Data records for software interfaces
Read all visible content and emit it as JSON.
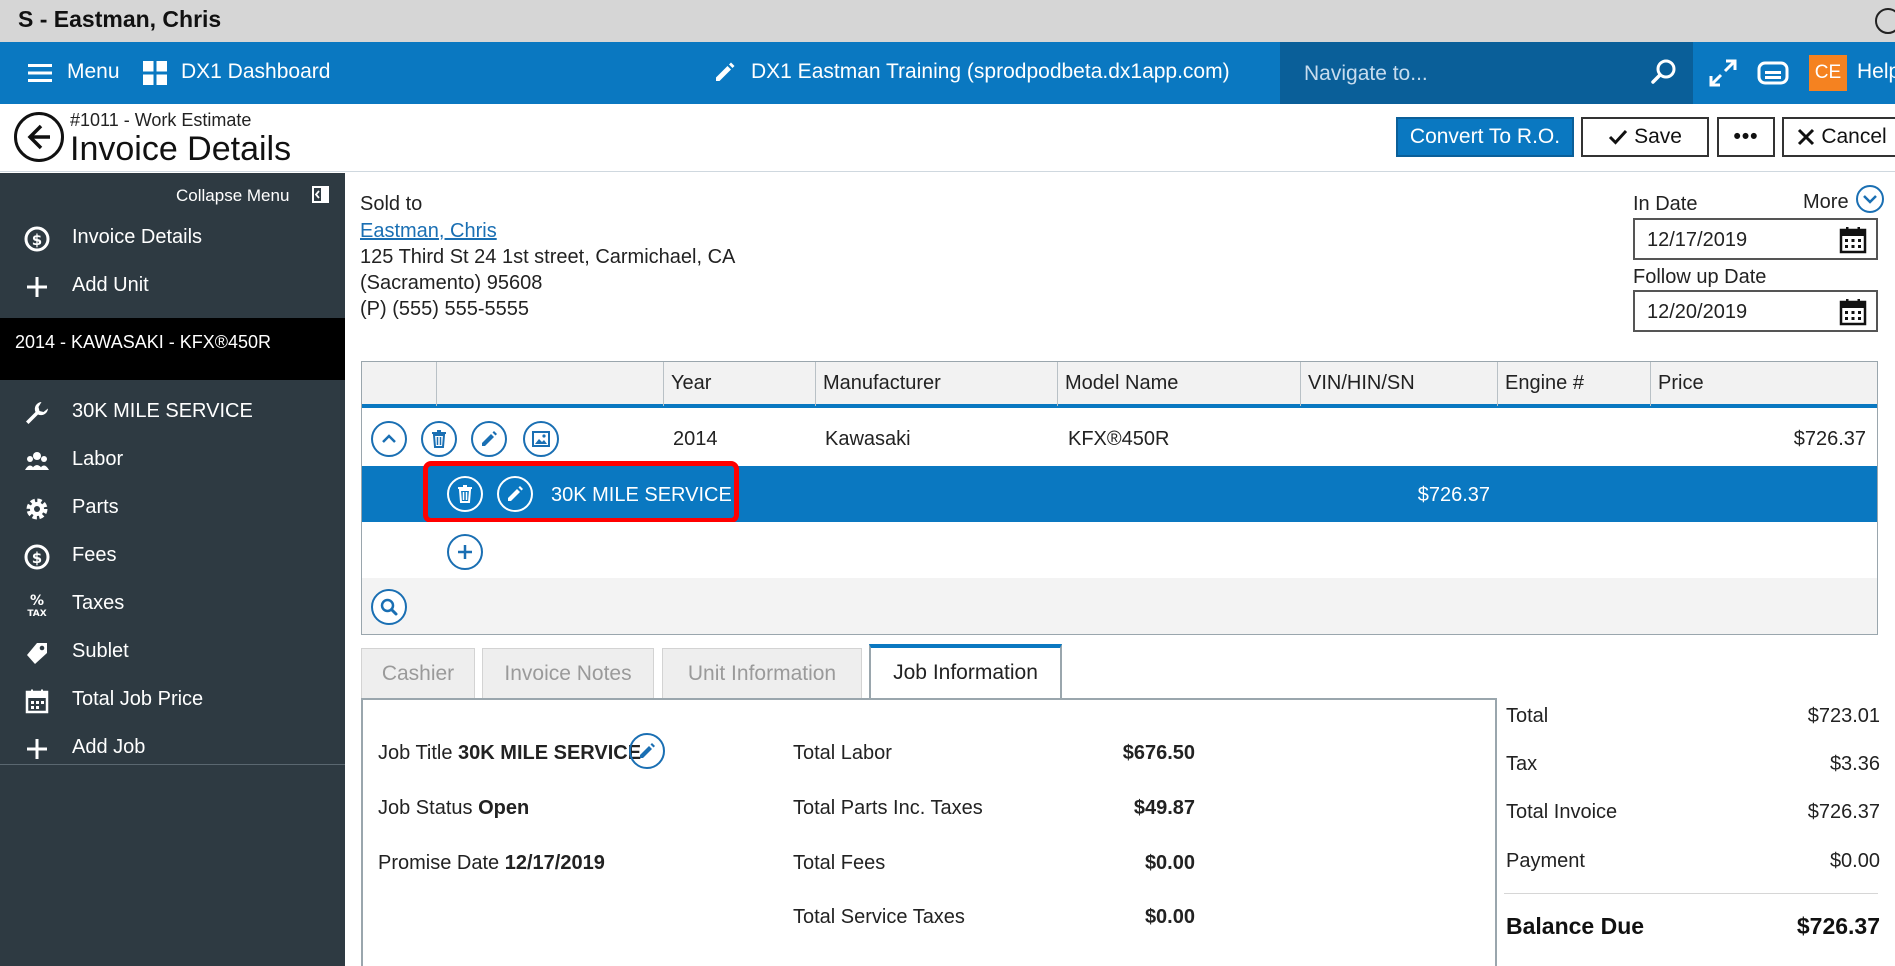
{
  "window": {
    "title": "S - Eastman, Chris"
  },
  "topnav": {
    "menu_label": "Menu",
    "dashboard_label": "DX1 Dashboard",
    "account_label": "DX1 Eastman Training (sprodpodbeta.dx1app.com)",
    "search_placeholder": "Navigate to...",
    "avatar_initials": "CE",
    "help_label": "Help",
    "bar_color": "#0a78c1",
    "avatar_color": "#f58220"
  },
  "header": {
    "subtitle": "#1011 - Work Estimate",
    "title": "Invoice Details",
    "convert_label": "Convert To R.O.",
    "save_label": "Save",
    "more_label": "•••",
    "cancel_label": "Cancel"
  },
  "sidebar": {
    "collapse_label": "Collapse Menu",
    "items_top": [
      {
        "icon": "dollar-circle-icon",
        "label": "Invoice Details"
      },
      {
        "icon": "plus-icon",
        "label": "Add Unit"
      }
    ],
    "unit_label": "2014 - KAWASAKI - KFX®450R",
    "items_job": [
      {
        "icon": "wrench-icon",
        "label": "30K MILE SERVICE"
      },
      {
        "icon": "people-icon",
        "label": "Labor"
      },
      {
        "icon": "gear-icon",
        "label": "Parts"
      },
      {
        "icon": "dollar-circle-icon",
        "label": "Fees"
      },
      {
        "icon": "percent-tax-icon",
        "label": "Taxes"
      },
      {
        "icon": "tag-icon",
        "label": "Sublet"
      },
      {
        "icon": "calculator-icon",
        "label": "Total Job Price"
      },
      {
        "icon": "plus-icon",
        "label": "Add Job"
      }
    ]
  },
  "sold_to": {
    "label": "Sold to",
    "name": "Eastman, Chris",
    "address_line1": "125 Third St 24 1st street, Carmichael, CA",
    "address_line2": "(Sacramento) 95608",
    "phone": "(P) (555) 555-5555"
  },
  "dates": {
    "more_label": "More",
    "in_date_label": "In Date",
    "in_date": "12/17/2019",
    "follow_up_label": "Follow up Date",
    "follow_up_date": "12/20/2019"
  },
  "unit_table": {
    "columns": [
      "Year",
      "Manufacturer",
      "Model Name",
      "VIN/HIN/SN",
      "Engine #",
      "Price"
    ],
    "unit_row": {
      "year": "2014",
      "manufacturer": "Kawasaki",
      "model": "KFX®450R",
      "vin": "",
      "engine": "",
      "price": "$726.37"
    },
    "job_row": {
      "name": "30K MILE SERVICE",
      "price": "$726.37"
    }
  },
  "tabs": [
    {
      "label": "Cashier",
      "active": false
    },
    {
      "label": "Invoice Notes",
      "active": false
    },
    {
      "label": "Unit Information",
      "active": false
    },
    {
      "label": "Job Information",
      "active": true
    }
  ],
  "job_info": {
    "title_label": "Job Title",
    "title_value": "30K MILE SERVICE",
    "status_label": "Job Status",
    "status_value": "Open",
    "promise_label": "Promise Date",
    "promise_value": "12/17/2019",
    "totals": [
      {
        "label": "Total Labor",
        "value": "$676.50"
      },
      {
        "label": "Total Parts Inc. Taxes",
        "value": "$49.87"
      },
      {
        "label": "Total Fees",
        "value": "$0.00"
      },
      {
        "label": "Total Service Taxes",
        "value": "$0.00"
      }
    ]
  },
  "invoice_totals": {
    "rows": [
      {
        "label": "Total",
        "value": "$723.01"
      },
      {
        "label": "Tax",
        "value": "$3.36"
      },
      {
        "label": "Total Invoice",
        "value": "$726.37"
      },
      {
        "label": "Payment",
        "value": "$0.00"
      }
    ],
    "balance_label": "Balance Due",
    "balance_value": "$726.37"
  }
}
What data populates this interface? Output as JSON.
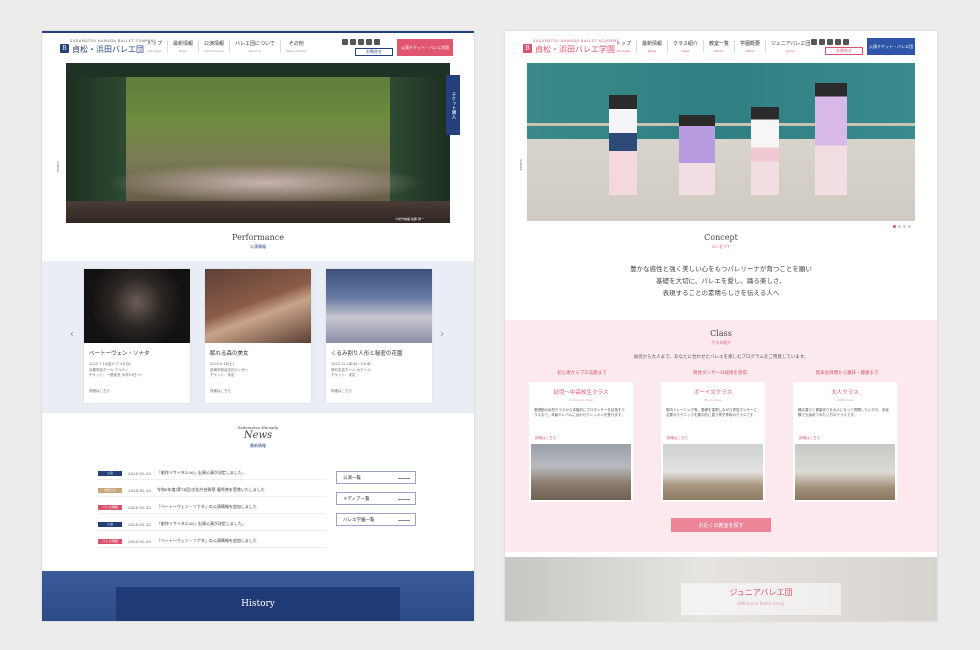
{
  "left": {
    "logo": {
      "en": "SADAMATSU HAMADA BALLET COMPANY",
      "jp": "貞松・浜田バレエ団",
      "mark": "B",
      "color": "#24407a"
    },
    "nav": [
      {
        "jp": "トップ",
        "en": "Top page"
      },
      {
        "jp": "最新情報",
        "en": "News"
      },
      {
        "jp": "公演情報",
        "en": "Performance"
      },
      {
        "jp": "バレエ団について",
        "en": "About us"
      },
      {
        "jp": "その他",
        "en": "Other Activity"
      }
    ],
    "contact_label": "お問合せ",
    "ticket_label": "公演チケット・バレエ学園",
    "ticket_tab": "チケット購入",
    "scroll_label": "SCROLL",
    "hero_caption": "©松竹映画 佐藤 研一",
    "performance": {
      "en": "Performance",
      "jp": "公演情報"
    },
    "cards": [
      {
        "title": "ベートーヴェン・ソナタ",
        "meta": [
          "2025.7.18(金)〜7.21(月)",
          "京都府民ホール アルティ",
          "チケット：一般前売 (6月10日〜)"
        ],
        "more": "詳細はこちら"
      },
      {
        "title": "眠れる森の美女",
        "meta": [
          "2025.6.14(土)",
          "尼崎市総合文化センター",
          "チケット：未定"
        ],
        "more": "詳細はこちら"
      },
      {
        "title": "くるみ割り人形と秘密の花園",
        "meta": [
          "2025.12.24(水)〜25(木)",
          "神戸文化ホール 大ホール",
          "チケット：未定"
        ],
        "more": "詳細はこちら"
      }
    ],
    "news": {
      "small": "Sadamatsu Hamada",
      "en": "News",
      "jp": "最新情報",
      "rows": [
        {
          "badge": "公演",
          "color": "#24407a",
          "date": "2025.02.25",
          "text": "「創作リサイタル36」出演公演が決定しました。"
        },
        {
          "badge": "お知らせ",
          "color": "#c7a77a",
          "date": "2025.02.25",
          "text": "令和6年度(第74回)文化庁芸術祭 優秀賞を受賞いたしました"
        },
        {
          "badge": "バレエ学園",
          "color": "#d9536f",
          "date": "2025.02.25",
          "text": "「ベートーヴェン・ソナタ」の公演情報を追加しました"
        },
        {
          "badge": "公演",
          "color": "#24407a",
          "date": "2025.02.25",
          "text": "「創作リサイタル36」出演公演が決定しました。"
        },
        {
          "badge": "バレエ学園",
          "color": "#d9536f",
          "date": "2025.02.25",
          "text": "「ベートーヴェン・ソナタ」の公演情報を追加しました"
        }
      ],
      "side_buttons": [
        "公演一覧",
        "メディア一覧",
        "バレエ学園一覧"
      ]
    },
    "history": "History"
  },
  "right": {
    "logo": {
      "en": "SADAMATSU HAMADA BALLET ACADEMY",
      "jp": "貞松・浜田バレエ学園",
      "mark": "B",
      "color": "#d9536f"
    },
    "nav": [
      {
        "jp": "トップ",
        "en": "Top page"
      },
      {
        "jp": "最新情報",
        "en": "News"
      },
      {
        "jp": "クラス紹介",
        "en": "Class"
      },
      {
        "jp": "教室一覧",
        "en": "Studio"
      },
      {
        "jp": "学園概要",
        "en": "About"
      },
      {
        "jp": "ジュニアバレエ団",
        "en": "Junior"
      }
    ],
    "contact_label": "お問合せ",
    "ticket_label": "公演チケット・バレエ団",
    "scroll_label": "SCROLL",
    "concept": {
      "en": "Concept",
      "jp": "コンセプト",
      "lines": [
        "豊かな感性と強く美しい心をもつバレリーナが育つことを願い",
        "基礎を大切に、バレエを愛し、踊る楽しさ、",
        "表現することの素晴らしさを伝える人へ"
      ]
    },
    "class": {
      "en": "Class",
      "jp": "クラス紹介",
      "lead": "幼児から大人まで、あなたに合わせたバレエを楽しむプログラムをご用意しています。",
      "labels": [
        "初心者からプロ志願まで",
        "男性ダンサーの技術を習得",
        "発表会目標から趣味・健康まで"
      ],
      "cards": [
        {
          "title": "幼児〜中高校生クラス",
          "sub": "Children's Class",
          "desc": "基礎動の幼児クラスから本格的にプロダンサーを目指すクラスまで、年齢やレベルに合わせてレッスンを受けます。",
          "more": "詳細はこちら"
        },
        {
          "title": "ボーイズクラス",
          "sub": "Boy's Class",
          "desc": "筋肉トレーニング等、基礎を重視しながら男性ダンサーに必要なテクニックを集中的に習う男子専用のクラスです。",
          "more": "詳細はこちら"
        },
        {
          "title": "大人クラス",
          "sub": "Adult Class",
          "desc": "踊る喜びと健康作りを大人になって再開したい方や、未経験でも始めてみたい方のクラスです。",
          "more": "詳細はこちら"
        }
      ],
      "search_button": "お近くの教室を探す"
    },
    "junior": {
      "jp": "ジュニアバレエ団",
      "en": "SHB Junior Ballet Group"
    }
  }
}
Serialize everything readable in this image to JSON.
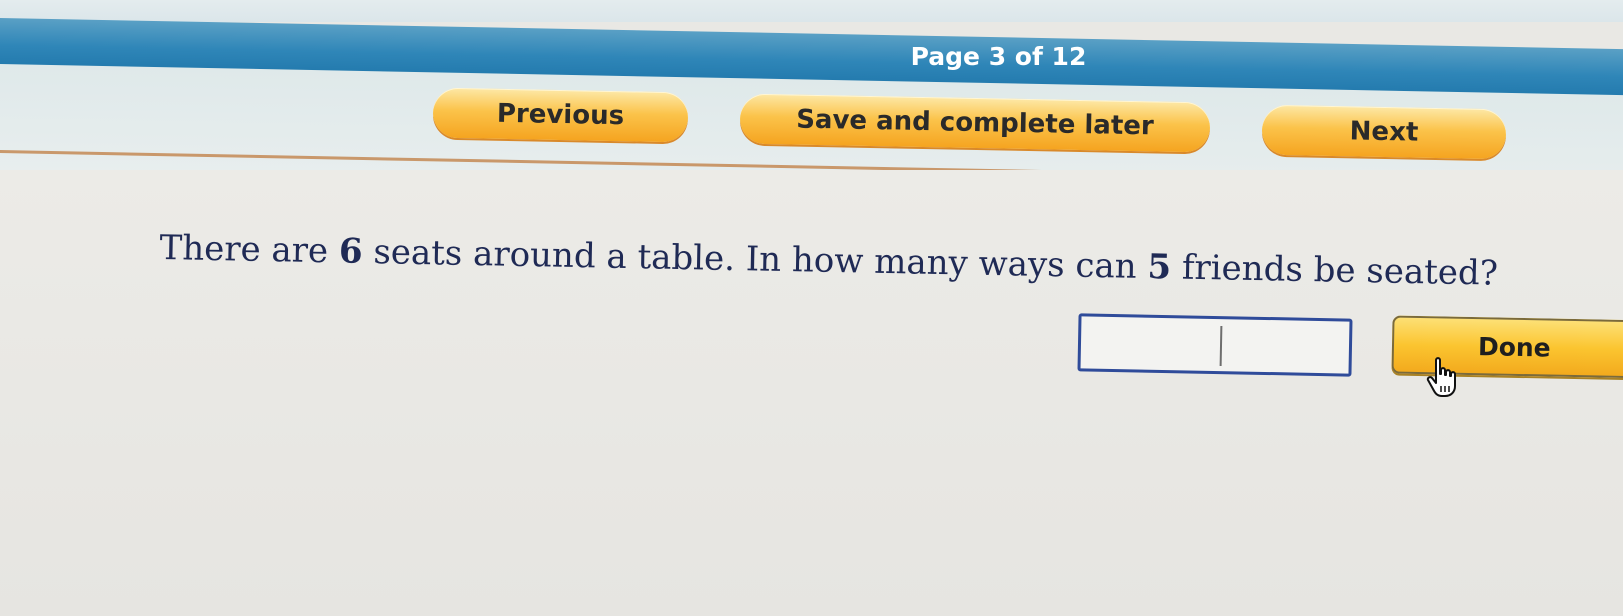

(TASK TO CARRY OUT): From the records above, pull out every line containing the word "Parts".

(FINISHED TASK):
        "label": "Parts"
        "label": "Total Parts Inc. Taxes",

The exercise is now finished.